In light of this recent history, it is clear that the origins of the debt ceiling crisis are to be sought, not in generic American conservatism, but in idiosyncratic Southern conservatism. The goal, the methods and the passion of the Tea Party in the House are all characteristic of the radical Southern right.
From the earliest years of the American republic, white Southern conservatives when they have lost elections and found themselves in the political minority have sought to extort concession from national majorities by paralyzing or threatening to destroy the United States.
The Kentucky and Virginia Resolutions of 1798 and 1799 asserted the alleged right of states to “nullify” any federal law that state lawmakers considered unconstitutional.
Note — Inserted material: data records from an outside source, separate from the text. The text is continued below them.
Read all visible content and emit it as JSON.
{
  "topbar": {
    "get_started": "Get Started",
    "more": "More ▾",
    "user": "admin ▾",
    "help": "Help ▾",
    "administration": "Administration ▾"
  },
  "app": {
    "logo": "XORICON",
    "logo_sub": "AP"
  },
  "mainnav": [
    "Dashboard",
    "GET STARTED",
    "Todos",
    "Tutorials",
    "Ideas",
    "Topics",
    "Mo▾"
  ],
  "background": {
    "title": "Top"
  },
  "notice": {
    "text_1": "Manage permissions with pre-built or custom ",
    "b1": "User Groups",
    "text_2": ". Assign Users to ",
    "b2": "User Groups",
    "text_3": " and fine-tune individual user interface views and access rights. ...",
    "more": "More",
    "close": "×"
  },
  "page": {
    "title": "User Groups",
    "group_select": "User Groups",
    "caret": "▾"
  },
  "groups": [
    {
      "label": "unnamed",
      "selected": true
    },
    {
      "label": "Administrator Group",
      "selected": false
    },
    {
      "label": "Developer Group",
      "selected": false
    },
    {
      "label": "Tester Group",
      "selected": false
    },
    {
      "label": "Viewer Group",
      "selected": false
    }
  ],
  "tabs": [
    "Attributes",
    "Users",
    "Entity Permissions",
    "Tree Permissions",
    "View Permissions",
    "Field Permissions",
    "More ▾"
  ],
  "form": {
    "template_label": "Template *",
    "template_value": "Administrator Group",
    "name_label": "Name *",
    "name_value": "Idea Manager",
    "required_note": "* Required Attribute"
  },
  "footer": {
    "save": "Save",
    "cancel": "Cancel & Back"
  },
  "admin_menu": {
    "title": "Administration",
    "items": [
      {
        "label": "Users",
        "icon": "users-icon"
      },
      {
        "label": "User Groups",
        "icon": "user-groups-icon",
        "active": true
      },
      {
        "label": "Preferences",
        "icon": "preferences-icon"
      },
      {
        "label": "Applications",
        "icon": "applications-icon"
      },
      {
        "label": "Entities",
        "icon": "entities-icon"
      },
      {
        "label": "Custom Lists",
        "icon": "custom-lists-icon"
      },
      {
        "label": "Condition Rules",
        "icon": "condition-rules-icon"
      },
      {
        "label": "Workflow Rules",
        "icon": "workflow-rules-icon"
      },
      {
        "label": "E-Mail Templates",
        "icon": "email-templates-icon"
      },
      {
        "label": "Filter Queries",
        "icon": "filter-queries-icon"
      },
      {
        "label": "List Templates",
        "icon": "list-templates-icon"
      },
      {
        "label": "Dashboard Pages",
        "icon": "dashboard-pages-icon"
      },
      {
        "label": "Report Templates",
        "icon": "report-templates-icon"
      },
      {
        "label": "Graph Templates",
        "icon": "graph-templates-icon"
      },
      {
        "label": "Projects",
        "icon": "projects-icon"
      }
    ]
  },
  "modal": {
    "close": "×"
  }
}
This obstructionist mentality led to the Nullification Crisis of 1832, when South Carolina refused to enforce federal tariffs. Civil War was averted only when President Andrew Jackson, a Southerner himself, forced the nullifiers to back down.
In 1820 and 1850 the South used the threat of secession to force the rest of the United States to appease it on the slavery issue. In 1861, the South tried to destroy the United States, rather than accept a legitimately elected president, Abraham Lincoln, whom it did not control.
Following defeat in the Civil War, the former Confederate states regrouped as “the Solid South,” a one-party region, first Democratic and now Republican, that has tended to vote as a bloc in national affairs. The South sought to block the federal civil rights revolution by a policy of “massive resistance” to court orders ordering racial integration. Some Southern states went so far as to try to abolish their public school systems rather than integrate them. It is hard to avoid seeing a link between this racist rationale for privatization and modern conservative plans to scale back Social Security, Medicare and Medicaid, relied on disproportionately by black and brown Americans and low-income whites, while increasing taxpayer subsidies to private retirement and healthcare accounts enjoyed mostly by affluent whites.
As white Southerners, upset with the Democratic Party’s racial and social liberalism, migrated into the post-Goldwater GOP, they brought their Dixiecrat attitudes into the party of Lincoln. The Kemp-Roth tax bill of 1981, which inaugurated the policy of creating permanent deficits by slashing taxes without cutting spending, had its strongest support among Southern and Western members of Congress and the least support in the fiscally conservative Northeast.
The Republican Party’s attempted government shutdown of 1995 marked the new domination of the Republican Party by Southerners like Newt Gingrich, Dick Armey and Tom DeLay. The impeachment of their fellow Southerner Bill Clinton was an attempted coup d’état by the Southern white minority in the United States, which, as in 1860, was frustrated because its candidate lost the presidential election.
The debt ceiling crisis is the latest case in which the radical right in the South has held America hostage until its demands are met. Presidents Andrew Jackson and Abraham Lincoln refused to appease the Southern fanatics. Unfortunately, President Obama and the Democrats in Congress chose not to follow their example and instead gave in. In doing so, they have encouraged the neo-Confederate minority in Congress to find yet another opportunity in the near future to extort concessions from America’s majority by sabotaging America’s government.
Michael Lind is the author of Land of Promise: An Economic History of the United States and co-founder of the New America Foundation.